A couple of weeks ago I was down in the outpatient department when I was pulled into a room by Rachel, one of our family practice doctors. She was seeing a 14 year old young lady and wanted a second opinion.
Grace* had come to us from a neighbouring country, with a chronic illness lasting for months – mouth ulcers, unable to eat, unable to gain weight. She had seen traditional healers, clinics, nurses – whoever she could see with scarce funds and difficult transportation. In her own country, as well as in Kenya. And she had not found anyone who could help her.
Kijabe is making a name for itself as the “place of last resort” for sick children. When we arrived in 2011, most of the children were surgical patients and newborns – there had been many gaps in pediatric staffing and Kijabe just didn’t have a well-known name for taking care of children with medical issues. But over the last 5 years we have started to consistently take care of sick kids – and infants and children have started to show up with more and more puzzling and unstable conditions. Word has gotten out – no matter what the problem, it’s worth a shot to take your child to the Christian mission hospital in Kijabe.
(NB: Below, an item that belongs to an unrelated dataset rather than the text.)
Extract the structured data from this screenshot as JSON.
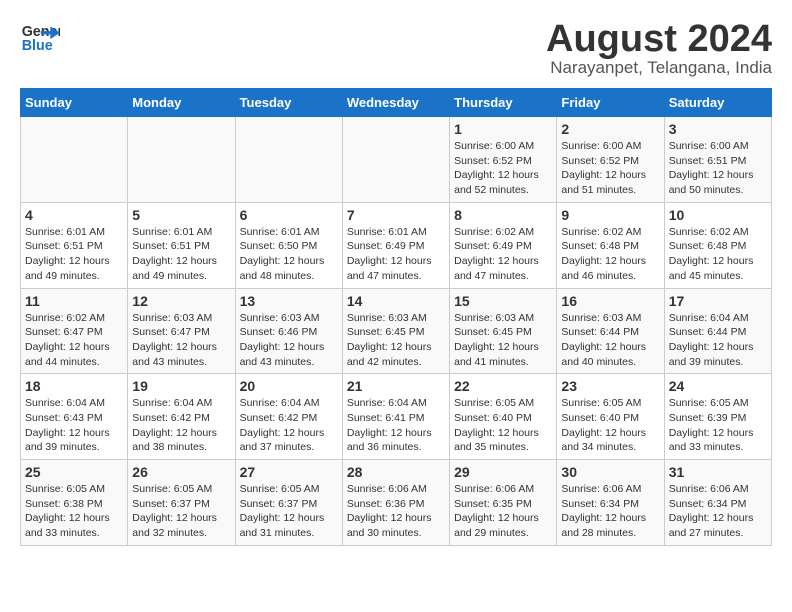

Now almost 5 years later, every day our hospital cares for 20-30 sick children on the wards plus 20-30 sick and premature babies plus 3-5 kids in intensive care, as well as countless infants and children in our outpatient and emergency departments. Our staff care for these kids with patience, consideration, brilliance and love.
The place of last resort. It sounds pretty hopeless – but it actually conveys such hope. Because even when parents have spent all of their money at herbalists, pharmacists, and undertrained rural facilities, they know that Kijabe will never turn them away, but will work day and night to save their child. Because even at the last resort, kids survive and go home from our emergency department, from our ICU, from our wards, from premature birth.
So when sweet Grace came to our clinic last week, she had hope. Dr Rachel diagnosed pemphigus (a rare disorder of the mucous membranes) and started her on the right medication. When she returned to clinic this week after treatment, she is gaining weight for the first time in months. She can eat. She can smile.
She asked Rachel through her translator – “Why do you care so much about me?”
Because we were loved first, and we love our neighbour as ourselves. What a joy.
* not her real name